Available data START

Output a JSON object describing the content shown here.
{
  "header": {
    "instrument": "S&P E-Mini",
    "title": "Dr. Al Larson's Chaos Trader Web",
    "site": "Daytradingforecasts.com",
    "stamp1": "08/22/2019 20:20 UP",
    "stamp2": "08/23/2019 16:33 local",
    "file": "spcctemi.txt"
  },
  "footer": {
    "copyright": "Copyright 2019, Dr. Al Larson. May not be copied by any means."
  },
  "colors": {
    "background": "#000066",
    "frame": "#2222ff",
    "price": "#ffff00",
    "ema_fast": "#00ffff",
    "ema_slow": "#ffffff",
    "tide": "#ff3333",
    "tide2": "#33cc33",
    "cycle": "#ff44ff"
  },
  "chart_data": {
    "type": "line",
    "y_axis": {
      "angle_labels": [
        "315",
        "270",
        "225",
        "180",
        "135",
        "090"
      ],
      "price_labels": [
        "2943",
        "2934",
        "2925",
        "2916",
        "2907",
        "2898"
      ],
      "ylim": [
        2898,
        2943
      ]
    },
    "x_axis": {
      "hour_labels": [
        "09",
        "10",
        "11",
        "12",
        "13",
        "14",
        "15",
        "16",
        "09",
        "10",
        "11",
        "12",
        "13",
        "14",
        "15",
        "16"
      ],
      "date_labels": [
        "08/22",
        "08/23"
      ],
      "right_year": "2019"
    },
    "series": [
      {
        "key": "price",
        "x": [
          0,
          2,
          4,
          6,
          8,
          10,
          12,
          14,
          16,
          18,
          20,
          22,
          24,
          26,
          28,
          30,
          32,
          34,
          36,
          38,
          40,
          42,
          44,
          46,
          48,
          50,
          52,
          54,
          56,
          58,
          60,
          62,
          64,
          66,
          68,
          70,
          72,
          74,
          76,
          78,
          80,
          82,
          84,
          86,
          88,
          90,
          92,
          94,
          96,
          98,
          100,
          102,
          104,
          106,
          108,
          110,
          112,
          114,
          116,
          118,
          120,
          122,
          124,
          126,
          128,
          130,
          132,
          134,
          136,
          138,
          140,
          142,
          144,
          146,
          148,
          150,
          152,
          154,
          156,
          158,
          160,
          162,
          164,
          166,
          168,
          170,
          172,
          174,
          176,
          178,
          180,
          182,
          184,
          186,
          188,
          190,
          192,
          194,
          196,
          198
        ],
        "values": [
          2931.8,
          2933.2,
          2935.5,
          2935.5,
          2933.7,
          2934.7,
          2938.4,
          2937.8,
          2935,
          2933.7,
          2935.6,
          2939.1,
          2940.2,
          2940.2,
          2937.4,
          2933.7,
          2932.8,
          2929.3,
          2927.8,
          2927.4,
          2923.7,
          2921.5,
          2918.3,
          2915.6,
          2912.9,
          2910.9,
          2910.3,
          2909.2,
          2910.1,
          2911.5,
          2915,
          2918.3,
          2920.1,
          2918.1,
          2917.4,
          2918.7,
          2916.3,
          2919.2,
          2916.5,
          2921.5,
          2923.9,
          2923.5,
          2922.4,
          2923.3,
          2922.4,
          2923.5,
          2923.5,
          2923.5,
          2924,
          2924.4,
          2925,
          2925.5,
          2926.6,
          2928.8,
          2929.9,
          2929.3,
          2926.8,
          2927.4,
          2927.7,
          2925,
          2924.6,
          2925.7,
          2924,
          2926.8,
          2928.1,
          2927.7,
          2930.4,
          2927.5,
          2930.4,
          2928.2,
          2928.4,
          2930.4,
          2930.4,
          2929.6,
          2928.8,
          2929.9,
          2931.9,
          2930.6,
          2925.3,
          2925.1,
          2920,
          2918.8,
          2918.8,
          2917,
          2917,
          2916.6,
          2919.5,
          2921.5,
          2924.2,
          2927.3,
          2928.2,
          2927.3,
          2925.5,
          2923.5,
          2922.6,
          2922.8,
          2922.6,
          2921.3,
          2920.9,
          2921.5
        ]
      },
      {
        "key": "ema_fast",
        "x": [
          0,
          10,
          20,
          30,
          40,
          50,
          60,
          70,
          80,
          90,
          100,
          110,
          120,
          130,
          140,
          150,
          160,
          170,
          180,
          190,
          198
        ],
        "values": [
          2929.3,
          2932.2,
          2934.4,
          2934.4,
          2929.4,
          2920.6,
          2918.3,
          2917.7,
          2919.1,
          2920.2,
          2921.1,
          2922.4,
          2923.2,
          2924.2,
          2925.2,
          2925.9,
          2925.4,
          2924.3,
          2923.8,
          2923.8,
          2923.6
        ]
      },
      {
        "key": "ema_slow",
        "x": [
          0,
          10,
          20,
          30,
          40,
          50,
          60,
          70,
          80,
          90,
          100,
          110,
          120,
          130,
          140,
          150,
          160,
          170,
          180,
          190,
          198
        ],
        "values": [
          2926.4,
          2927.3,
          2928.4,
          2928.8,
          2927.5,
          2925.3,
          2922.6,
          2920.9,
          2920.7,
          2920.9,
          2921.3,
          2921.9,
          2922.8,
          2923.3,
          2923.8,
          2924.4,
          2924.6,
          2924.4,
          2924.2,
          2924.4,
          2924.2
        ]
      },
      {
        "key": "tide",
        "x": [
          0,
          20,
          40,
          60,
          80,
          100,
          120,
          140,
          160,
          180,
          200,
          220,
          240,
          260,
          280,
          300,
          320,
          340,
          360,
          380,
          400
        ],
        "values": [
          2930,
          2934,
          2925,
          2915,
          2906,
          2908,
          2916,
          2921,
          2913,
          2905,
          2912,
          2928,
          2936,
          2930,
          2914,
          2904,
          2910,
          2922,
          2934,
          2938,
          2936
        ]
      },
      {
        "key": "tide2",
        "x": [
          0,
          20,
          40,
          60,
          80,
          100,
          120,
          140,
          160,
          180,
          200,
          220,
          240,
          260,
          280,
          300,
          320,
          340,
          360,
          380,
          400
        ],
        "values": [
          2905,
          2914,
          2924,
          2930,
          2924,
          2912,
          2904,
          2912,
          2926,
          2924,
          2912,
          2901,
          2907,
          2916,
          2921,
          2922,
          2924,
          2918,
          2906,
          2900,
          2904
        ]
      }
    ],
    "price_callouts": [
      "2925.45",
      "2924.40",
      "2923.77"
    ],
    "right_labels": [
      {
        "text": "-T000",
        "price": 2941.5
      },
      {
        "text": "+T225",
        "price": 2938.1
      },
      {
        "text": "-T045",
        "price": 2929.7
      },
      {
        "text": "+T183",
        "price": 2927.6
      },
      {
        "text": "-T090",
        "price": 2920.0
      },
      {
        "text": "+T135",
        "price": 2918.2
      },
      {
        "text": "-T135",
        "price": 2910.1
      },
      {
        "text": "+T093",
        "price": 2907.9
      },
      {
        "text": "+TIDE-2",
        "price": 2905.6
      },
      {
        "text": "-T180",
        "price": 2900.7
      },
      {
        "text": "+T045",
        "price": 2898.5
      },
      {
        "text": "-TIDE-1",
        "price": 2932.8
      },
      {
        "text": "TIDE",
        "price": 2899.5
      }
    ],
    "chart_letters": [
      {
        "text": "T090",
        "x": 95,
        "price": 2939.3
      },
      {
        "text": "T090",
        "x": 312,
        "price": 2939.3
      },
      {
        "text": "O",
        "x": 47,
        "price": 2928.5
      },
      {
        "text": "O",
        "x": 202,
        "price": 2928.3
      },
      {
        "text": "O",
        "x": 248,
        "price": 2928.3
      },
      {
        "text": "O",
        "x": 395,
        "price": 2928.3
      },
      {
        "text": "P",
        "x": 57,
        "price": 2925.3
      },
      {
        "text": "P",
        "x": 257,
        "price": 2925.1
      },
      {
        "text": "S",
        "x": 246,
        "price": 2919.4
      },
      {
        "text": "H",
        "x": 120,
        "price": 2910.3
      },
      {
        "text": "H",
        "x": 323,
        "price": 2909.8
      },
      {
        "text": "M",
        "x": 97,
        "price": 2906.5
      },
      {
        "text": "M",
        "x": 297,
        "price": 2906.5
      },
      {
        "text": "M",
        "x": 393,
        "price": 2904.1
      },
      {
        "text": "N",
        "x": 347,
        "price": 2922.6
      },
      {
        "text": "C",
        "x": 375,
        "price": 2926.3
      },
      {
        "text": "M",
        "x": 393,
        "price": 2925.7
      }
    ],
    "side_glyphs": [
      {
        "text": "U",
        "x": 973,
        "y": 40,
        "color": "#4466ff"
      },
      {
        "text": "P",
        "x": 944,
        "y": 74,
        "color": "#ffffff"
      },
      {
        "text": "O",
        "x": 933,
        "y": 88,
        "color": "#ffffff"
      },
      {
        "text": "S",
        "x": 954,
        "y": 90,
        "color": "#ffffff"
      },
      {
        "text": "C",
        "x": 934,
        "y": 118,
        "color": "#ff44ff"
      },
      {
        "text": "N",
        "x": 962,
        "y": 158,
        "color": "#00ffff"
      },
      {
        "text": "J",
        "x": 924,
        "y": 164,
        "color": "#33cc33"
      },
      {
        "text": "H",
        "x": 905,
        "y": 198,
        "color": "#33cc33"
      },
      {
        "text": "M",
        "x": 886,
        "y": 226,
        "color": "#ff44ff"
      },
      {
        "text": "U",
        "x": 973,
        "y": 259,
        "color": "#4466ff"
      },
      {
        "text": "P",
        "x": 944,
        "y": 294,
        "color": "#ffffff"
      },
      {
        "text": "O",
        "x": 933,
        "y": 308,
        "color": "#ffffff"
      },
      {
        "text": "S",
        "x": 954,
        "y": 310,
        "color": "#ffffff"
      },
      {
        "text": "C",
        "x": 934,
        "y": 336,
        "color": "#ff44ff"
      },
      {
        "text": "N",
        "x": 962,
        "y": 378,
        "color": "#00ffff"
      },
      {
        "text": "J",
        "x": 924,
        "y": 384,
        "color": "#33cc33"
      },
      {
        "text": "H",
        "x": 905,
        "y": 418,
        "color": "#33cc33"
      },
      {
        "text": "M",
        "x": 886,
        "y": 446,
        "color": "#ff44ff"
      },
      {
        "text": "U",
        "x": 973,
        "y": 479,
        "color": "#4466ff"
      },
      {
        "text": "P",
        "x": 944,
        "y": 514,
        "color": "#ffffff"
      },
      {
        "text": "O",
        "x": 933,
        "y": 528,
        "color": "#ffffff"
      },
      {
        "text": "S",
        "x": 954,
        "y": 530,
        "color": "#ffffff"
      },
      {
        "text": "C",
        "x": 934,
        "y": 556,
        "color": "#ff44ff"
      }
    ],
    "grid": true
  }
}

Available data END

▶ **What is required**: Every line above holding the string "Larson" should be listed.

▶ **Written answer**:
    "title": "Dr. Al Larson's Chaos Trader Web",
    "copyright": "Copyright 2019, Dr. Al Larson. May not be copied by any means."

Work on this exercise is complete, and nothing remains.